Bringing HOPE to the Bahamas
Our history in the Bahamas
Project HOPE was one of the first organizations to respond to Hurricane Dorian, arriving in the Bahamas three days after landfall to deliver urgently needed medical relief and health supplies. Today, HOPE continues to work with partners to provide humanitarian assistance and health care in the Bahamas, focused primarily in Nassau, while coordinating with the Ministry of Health to support the islands’ long-term recovery.
Providing medical relief to survivors and evacuees
In the days and weeks following the storm, HOPE deployed 28 expert medical volunteers to provide direct patient care, including physicians, nurses, nurse practitioners and pharmacists.
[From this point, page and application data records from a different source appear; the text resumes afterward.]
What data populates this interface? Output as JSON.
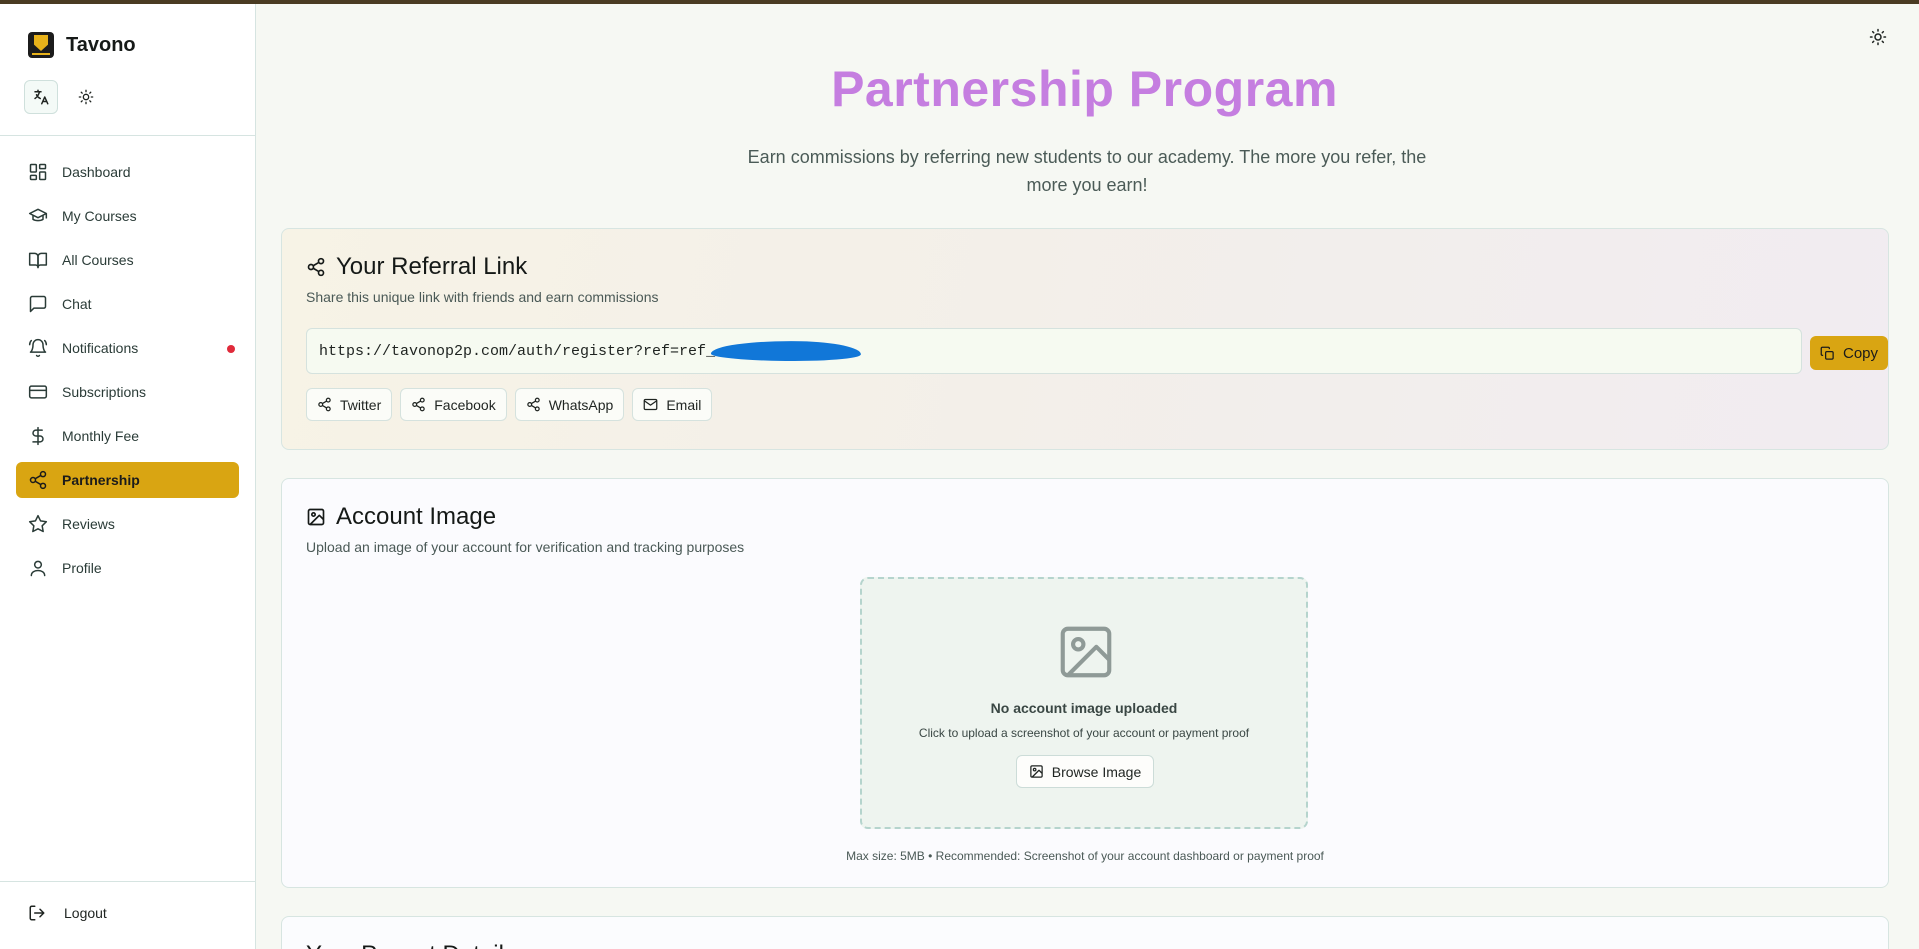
{
  "app": {
    "name": "Tavono"
  },
  "sidebar": {
    "items": [
      {
        "label": "Dashboard",
        "icon": "dashboard-icon",
        "active": false
      },
      {
        "label": "My Courses",
        "icon": "graduation-cap-icon",
        "active": false
      },
      {
        "label": "All Courses",
        "icon": "book-open-icon",
        "active": false
      },
      {
        "label": "Chat",
        "icon": "chat-icon",
        "active": false
      },
      {
        "label": "Notifications",
        "icon": "bell-icon",
        "active": false,
        "has_dot": true
      },
      {
        "label": "Subscriptions",
        "icon": "credit-card-icon",
        "active": false
      },
      {
        "label": "Monthly Fee",
        "icon": "dollar-icon",
        "active": false
      },
      {
        "label": "Partnership",
        "icon": "share-icon",
        "active": true
      },
      {
        "label": "Reviews",
        "icon": "star-icon",
        "active": false
      },
      {
        "label": "Profile",
        "icon": "user-icon",
        "active": false
      }
    ],
    "logout_label": "Logout"
  },
  "colors": {
    "accent": "#d9a512",
    "title": "#c57ee0",
    "notification_dot": "#e02a3a",
    "redaction": "#1177d8"
  },
  "page": {
    "title": "Partnership Program",
    "subtitle": "Earn commissions by referring new students to our academy. The more you refer, the more you earn!"
  },
  "referral": {
    "title": "Your Referral Link",
    "description": "Share this unique link with friends and earn commissions",
    "link": "https://tavonop2p.com/auth/register?ref=ref_",
    "copy_label": "Copy",
    "share": [
      {
        "label": "Twitter",
        "icon": "share-icon"
      },
      {
        "label": "Facebook",
        "icon": "share-icon"
      },
      {
        "label": "WhatsApp",
        "icon": "share-icon"
      },
      {
        "label": "Email",
        "icon": "mail-icon"
      }
    ]
  },
  "account_image": {
    "title": "Account Image",
    "description": "Upload an image of your account for verification and tracking purposes",
    "empty_title": "No account image uploaded",
    "empty_hint": "Click to upload a screenshot of your account or payment proof",
    "browse_label": "Browse Image",
    "max_size_note": "Max size: 5MB • Recommended: Screenshot of your account dashboard or payment proof"
  },
  "next_section": {
    "title": "Your Payout Details"
  }
}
As more than 2,000 evacuees arrived in Nassau from Abaco and Grand Bahama Island, HOPE worked inside shelters to help meet their immediate health needs. In coordination with the Ministry of Health and the Department of Social Services, our team provided primary health services, referrals, medicines and medical supplies to over 1,500 patients at the shelter clinics. We also provided health screenings to more than 600 evacuee children who were forced to attend school in Nassau.
As response agencies began to leave the Bahamas, HOPE scaled up health activities to provide staffing support to the Marsh Harbour Community Clinic on Abaco, at the request of the Ministry of Health. Our team of medical practitioners helped address immediate health worker shortages while the clinic began to resume its normal operations.
Delivering essential medicines and supplies
In the first few days after the storm, we worked quickly to gain access to affected areas and organize shipments of medicines and supplies to reach the most vulnerable survivors.
One week after Dorian devastated Abaco, HOPE delivered the first distribution of medical supplies to Marsh Harbour Community Clinic via helicopter. The delivery included trauma supplies, gauze, bandages, diapers and cleaning supplies. HOPE continued to distribute medical supplies for communities facing monumental recovery — from disaster kits to protect basic hygiene and sanitation, to glucometers so diabetes patients can check their sugar levels.
In total, HOPE delivered $3.1 million in medicines and supplies, including more than 16,500 hygiene kits and 3 metric tons of Interagency Emergency Health Kits to the Bahamas’ Ministry of Health.
Supporting long-term recovery and resilience building
One month after the storm hit, HOPE began delivering first-aid training and distributing first-aid kits in all seven shelters on New Providence Island. Trainings were conducted in partnership with EPECARE, a U.S.-based nonprofit that uses Creole-speaking trainers in order to reach the island’s Haitian population. We soon expanded the program to serve communities on Abaco, reaching Haitian communities, government workers, community-based organizations, local NGOs and community leaders with the training.
As the Bahamas continues its recovery, we’re working to provide WASH programming and repair facilities in coordination with local authorities and partners.
Since Hurricane Dorian, Project HOPE has provided direct care to more than 1,500 hurricane survivors through shelter clinics, school health screenings and the Marsh Harbour Community Clinic. We’ve also distributed more than $3.1 million in lifesaving medicines and supplies.
In total, HOPE delivered more than 16,500 hygiene kits donated by MAP International and the Church of Latter-day Saints to various shelters, as well as 3 metric tons of Interagency Emergency Health Kits — enough to support a population of 30,000 for three months.